ISLAMABAD

The cost of Islamabad Safe City Project has increased by 25 percent, after the Federal Board of Revenue (FBR) refused to grant tax exemption to the equipments imported for the project, taking the revised cost of the project to Rs 14.865 billion and a fresh summary, for the approval of new expenditures, has been moved to the CDWP, it is learnt reliably here.

The earlier estimated cost of the Safe City Islamabad was Rs11.865 billion which is gone to Rs14.865 billion showing an increase of Rs 3 billion due to FBR refusal, official sources told The Nation. The equipment for the project has already arrived, and the Ministry of Interior is paying the storage and demurrage charges since March this year, the source informed.

The taxes and duties were not accounted at the time of inception of Safe City Project considering security related projects in which exemption are generally granted by FBR and Ministry of Finance, the source maintained.

The project is envisaged to implement physical infrastructure and allied facilities to prevent citizens and their properties from security threats and terrorism attacks, the source maintained. The project to be completed in October this year is sponsored by interior division and is executed by National Database and Registration Authority (NADRA).

The project will create an effective and adequate security framework in Islamabad by incorporating strategies preventing unauthorised access of vehicles and individuals entering and operating within the federal capital, the source explained. It will introduce a prudent monitoring and surveillance system to monitor /record the movement of unauthorised vehicles and persons, the source added.

The scope of the project included establishment Emergency Command Centers across Islamabad to report, identify, control and manage any accident or disaster by efficiently making use of limited resources, the source maintained. The use of smart ID cards, Electronics RFID tags, Smart Vehicle Registration and Smart Driver Licence for authentication of vehicles and individuals is also part of the project.

CCTV cameras and RFID tag readers will be installed at key points across the city, to provide an effective monitoring and control system.
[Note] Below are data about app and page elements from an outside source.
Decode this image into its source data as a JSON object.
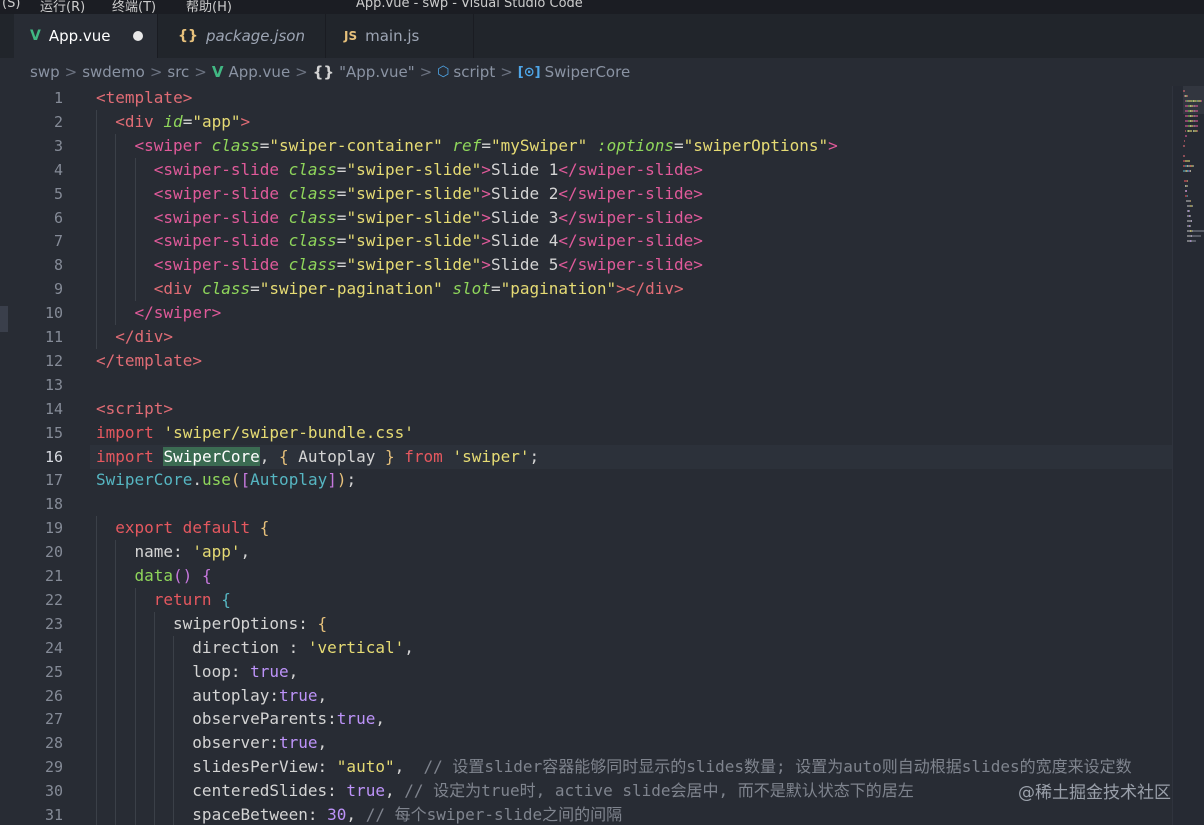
{
  "window": {
    "menus": [
      "(S)",
      "运行(R)",
      "终端(T)",
      "帮助(H)"
    ],
    "title": "App.vue - swp - Visual Studio Code"
  },
  "tabs": [
    {
      "label": "App.vue",
      "icon": "vue-icon",
      "icon_glyph": "V",
      "icon_color": "#41b883",
      "active": true,
      "dirty": true,
      "italic": false
    },
    {
      "label": "package.json",
      "icon": "json-icon",
      "icon_glyph": "{}",
      "icon_color": "#e6c07b",
      "active": false,
      "dirty": false,
      "italic": true
    },
    {
      "label": "main.js",
      "icon": "js-icon",
      "icon_glyph": "JS",
      "icon_color": "#e6c07b",
      "active": false,
      "dirty": false,
      "italic": false
    }
  ],
  "breadcrumb": {
    "items": [
      "swp",
      "swdemo",
      "src",
      "App.vue",
      "\"App.vue\"",
      "script",
      "SwiperCore"
    ],
    "separator": ">"
  },
  "editor": {
    "current_line": 16,
    "lines": [
      {
        "n": "1",
        "indent": 0,
        "tokens": [
          [
            "tag",
            "<template>"
          ]
        ]
      },
      {
        "n": "2",
        "indent": 1,
        "tokens": [
          [
            "tag",
            "<div "
          ],
          [
            "attr",
            "id"
          ],
          [
            "pun",
            "="
          ],
          [
            "str",
            "\"app\""
          ],
          [
            "tag",
            ">"
          ]
        ]
      },
      {
        "n": "3",
        "indent": 2,
        "tokens": [
          [
            "tag2",
            "<swiper "
          ],
          [
            "attr",
            "class"
          ],
          [
            "pun",
            "="
          ],
          [
            "str",
            "\"swiper-container\" "
          ],
          [
            "attr",
            "ref"
          ],
          [
            "pun",
            "="
          ],
          [
            "str",
            "\"mySwiper\" "
          ],
          [
            "attr",
            ":options"
          ],
          [
            "pun",
            "="
          ],
          [
            "str",
            "\"swiperOptions\""
          ],
          [
            "tag2",
            ">"
          ]
        ]
      },
      {
        "n": "4",
        "indent": 3,
        "tokens": [
          [
            "tag2",
            "<swiper-slide "
          ],
          [
            "attr",
            "class"
          ],
          [
            "pun",
            "="
          ],
          [
            "str",
            "\"swiper-slide\""
          ],
          [
            "tag2",
            ">"
          ],
          [
            "txt",
            "Slide 1"
          ],
          [
            "tag2",
            "</swiper-slide>"
          ]
        ]
      },
      {
        "n": "5",
        "indent": 3,
        "tokens": [
          [
            "tag2",
            "<swiper-slide "
          ],
          [
            "attr",
            "class"
          ],
          [
            "pun",
            "="
          ],
          [
            "str",
            "\"swiper-slide\""
          ],
          [
            "tag2",
            ">"
          ],
          [
            "txt",
            "Slide 2"
          ],
          [
            "tag2",
            "</swiper-slide>"
          ]
        ]
      },
      {
        "n": "6",
        "indent": 3,
        "tokens": [
          [
            "tag2",
            "<swiper-slide "
          ],
          [
            "attr",
            "class"
          ],
          [
            "pun",
            "="
          ],
          [
            "str",
            "\"swiper-slide\""
          ],
          [
            "tag2",
            ">"
          ],
          [
            "txt",
            "Slide 3"
          ],
          [
            "tag2",
            "</swiper-slide>"
          ]
        ]
      },
      {
        "n": "7",
        "indent": 3,
        "tokens": [
          [
            "tag2",
            "<swiper-slide "
          ],
          [
            "attr",
            "class"
          ],
          [
            "pun",
            "="
          ],
          [
            "str",
            "\"swiper-slide\""
          ],
          [
            "tag2",
            ">"
          ],
          [
            "txt",
            "Slide 4"
          ],
          [
            "tag2",
            "</swiper-slide>"
          ]
        ]
      },
      {
        "n": "8",
        "indent": 3,
        "tokens": [
          [
            "tag2",
            "<swiper-slide "
          ],
          [
            "attr",
            "class"
          ],
          [
            "pun",
            "="
          ],
          [
            "str",
            "\"swiper-slide\""
          ],
          [
            "tag2",
            ">"
          ],
          [
            "txt",
            "Slide 5"
          ],
          [
            "tag2",
            "</swiper-slide>"
          ]
        ]
      },
      {
        "n": "9",
        "indent": 3,
        "tokens": [
          [
            "tag",
            "<div "
          ],
          [
            "attr",
            "class"
          ],
          [
            "pun",
            "="
          ],
          [
            "str",
            "\"swiper-pagination\" "
          ],
          [
            "attr",
            "slot"
          ],
          [
            "pun",
            "="
          ],
          [
            "str",
            "\"pagination\""
          ],
          [
            "tag",
            "></div>"
          ]
        ]
      },
      {
        "n": "10",
        "indent": 2,
        "tokens": [
          [
            "tag2",
            "</swiper>"
          ]
        ]
      },
      {
        "n": "11",
        "indent": 1,
        "tokens": [
          [
            "tag",
            "</div>"
          ]
        ]
      },
      {
        "n": "12",
        "indent": 0,
        "tokens": [
          [
            "tag",
            "</template>"
          ]
        ]
      },
      {
        "n": "13",
        "indent": 0,
        "tokens": []
      },
      {
        "n": "14",
        "indent": 0,
        "tokens": [
          [
            "tag",
            "<script>"
          ]
        ]
      },
      {
        "n": "15",
        "indent": 0,
        "tokens": [
          [
            "kw",
            "import "
          ],
          [
            "str",
            "'swiper/swiper-bundle.css'"
          ]
        ]
      },
      {
        "n": "16",
        "indent": 0,
        "tokens": [
          [
            "kw",
            "import "
          ],
          [
            "sel",
            "SwiperCore"
          ],
          [
            "pun",
            ", "
          ],
          [
            "brace",
            "{ "
          ],
          [
            "prop",
            "Autoplay "
          ],
          [
            "brace",
            "} "
          ],
          [
            "kw",
            "from "
          ],
          [
            "str",
            "'swiper'"
          ],
          [
            "pun",
            ";"
          ]
        ]
      },
      {
        "n": "17",
        "indent": 0,
        "tokens": [
          [
            "cls",
            "SwiperCore"
          ],
          [
            "pun",
            "."
          ],
          [
            "fn",
            "use"
          ],
          [
            "brace",
            "("
          ],
          [
            "brace2",
            "["
          ],
          [
            "cls",
            "Autoplay"
          ],
          [
            "brace2",
            "]"
          ],
          [
            "brace",
            ")"
          ],
          [
            "pun",
            ";"
          ]
        ]
      },
      {
        "n": "18",
        "indent": 0,
        "tokens": []
      },
      {
        "n": "19",
        "indent": 1,
        "tokens": [
          [
            "kw",
            "export default "
          ],
          [
            "brace",
            "{"
          ]
        ]
      },
      {
        "n": "20",
        "indent": 2,
        "tokens": [
          [
            "prop",
            "name"
          ],
          [
            "pun",
            ": "
          ],
          [
            "str",
            "'app'"
          ],
          [
            "pun",
            ","
          ]
        ]
      },
      {
        "n": "21",
        "indent": 2,
        "tokens": [
          [
            "fn",
            "data"
          ],
          [
            "brace2",
            "()"
          ],
          [
            "pun",
            " "
          ],
          [
            "brace2",
            "{"
          ]
        ]
      },
      {
        "n": "22",
        "indent": 3,
        "tokens": [
          [
            "kw",
            "return "
          ],
          [
            "cls",
            "{"
          ]
        ]
      },
      {
        "n": "23",
        "indent": 4,
        "tokens": [
          [
            "prop",
            "swiperOptions"
          ],
          [
            "pun",
            ": "
          ],
          [
            "brace",
            "{"
          ]
        ]
      },
      {
        "n": "24",
        "indent": 5,
        "tokens": [
          [
            "prop",
            "direction "
          ],
          [
            "pun",
            ": "
          ],
          [
            "str",
            "'vertical'"
          ],
          [
            "pun",
            ","
          ]
        ]
      },
      {
        "n": "25",
        "indent": 5,
        "tokens": [
          [
            "prop",
            "loop"
          ],
          [
            "pun",
            ": "
          ],
          [
            "bool",
            "true"
          ],
          [
            "pun",
            ","
          ]
        ]
      },
      {
        "n": "26",
        "indent": 5,
        "tokens": [
          [
            "prop",
            "autoplay"
          ],
          [
            "pun",
            ":"
          ],
          [
            "bool",
            "true"
          ],
          [
            "pun",
            ","
          ]
        ]
      },
      {
        "n": "27",
        "indent": 5,
        "tokens": [
          [
            "prop",
            "observeParents"
          ],
          [
            "pun",
            ":"
          ],
          [
            "bool",
            "true"
          ],
          [
            "pun",
            ","
          ]
        ]
      },
      {
        "n": "28",
        "indent": 5,
        "tokens": [
          [
            "prop",
            "observer"
          ],
          [
            "pun",
            ":"
          ],
          [
            "bool",
            "true"
          ],
          [
            "pun",
            ","
          ]
        ]
      },
      {
        "n": "29",
        "indent": 5,
        "tokens": [
          [
            "prop",
            "slidesPerView"
          ],
          [
            "pun",
            ": "
          ],
          [
            "str",
            "\"auto\""
          ],
          [
            "pun",
            ",  "
          ],
          [
            "cmt",
            "// 设置slider容器能够同时显示的slides数量; 设置为auto则自动根据slides的宽度来设定数"
          ]
        ]
      },
      {
        "n": "30",
        "indent": 5,
        "tokens": [
          [
            "prop",
            "centeredSlides"
          ],
          [
            "pun",
            ": "
          ],
          [
            "bool",
            "true"
          ],
          [
            "pun",
            ", "
          ],
          [
            "cmt",
            "// 设定为true时, active slide会居中, 而不是默认状态下的居左"
          ]
        ]
      },
      {
        "n": "31",
        "indent": 5,
        "tokens": [
          [
            "prop",
            "spaceBetween"
          ],
          [
            "pun",
            ": "
          ],
          [
            "num",
            "30"
          ],
          [
            "pun",
            ", "
          ],
          [
            "cmt",
            "// 每个swiper-slide之间的间隔"
          ]
        ]
      }
    ]
  },
  "watermark": "@稀土掘金技术社区"
}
Moreover, RFID tag readers and electronics access control hardware i.e. turnstiles, barriers and blockers placed at key access points of designated or building, for providing an effective monitoring and control. The project would equip law enforcement agencies with a computer aided dispatch system and other software such as facial recognition and vehicle management system.

Under the plan close to 1950 surveillance cameras would be installed in the capital and a bombproof command centre of 2000 sq meters was to be built, to which all the cameras would be connected through 500kms of fiber optic cable, operated through a 4G network, the source informed. The existing telecom infrastructure of National Telecommunication Company (NTC) will need to be upgraded to provide adequate support to this project, the source added.

It is pertinent to mention here that the project was approved by the then government of PPP following an agreement between Pakistan and China and the Executive Committee of National Economic Council (ECNEC) had approved it on November 11 2011.

However, the project was challenged in the Supreme Court and a three-member bench on August 23, 2012 struck down the contract and directed the NAB to proceed against the then prime minister and other officials for violating the rules in awarding the contract to a Chinese firm.

However after the PML-N came to power, the project was renegotiated with Chinese firm and the two sides agreed to undertake the project under the same terms and conditions agreed upon in 2009.

The Chinese government has provided $124.975 million (Rs 11.865 billion), under soft loan, for the project, and the government of Pakistan will provide Rs 3 billion, on account of duties and taxes on import of equipment to FBR.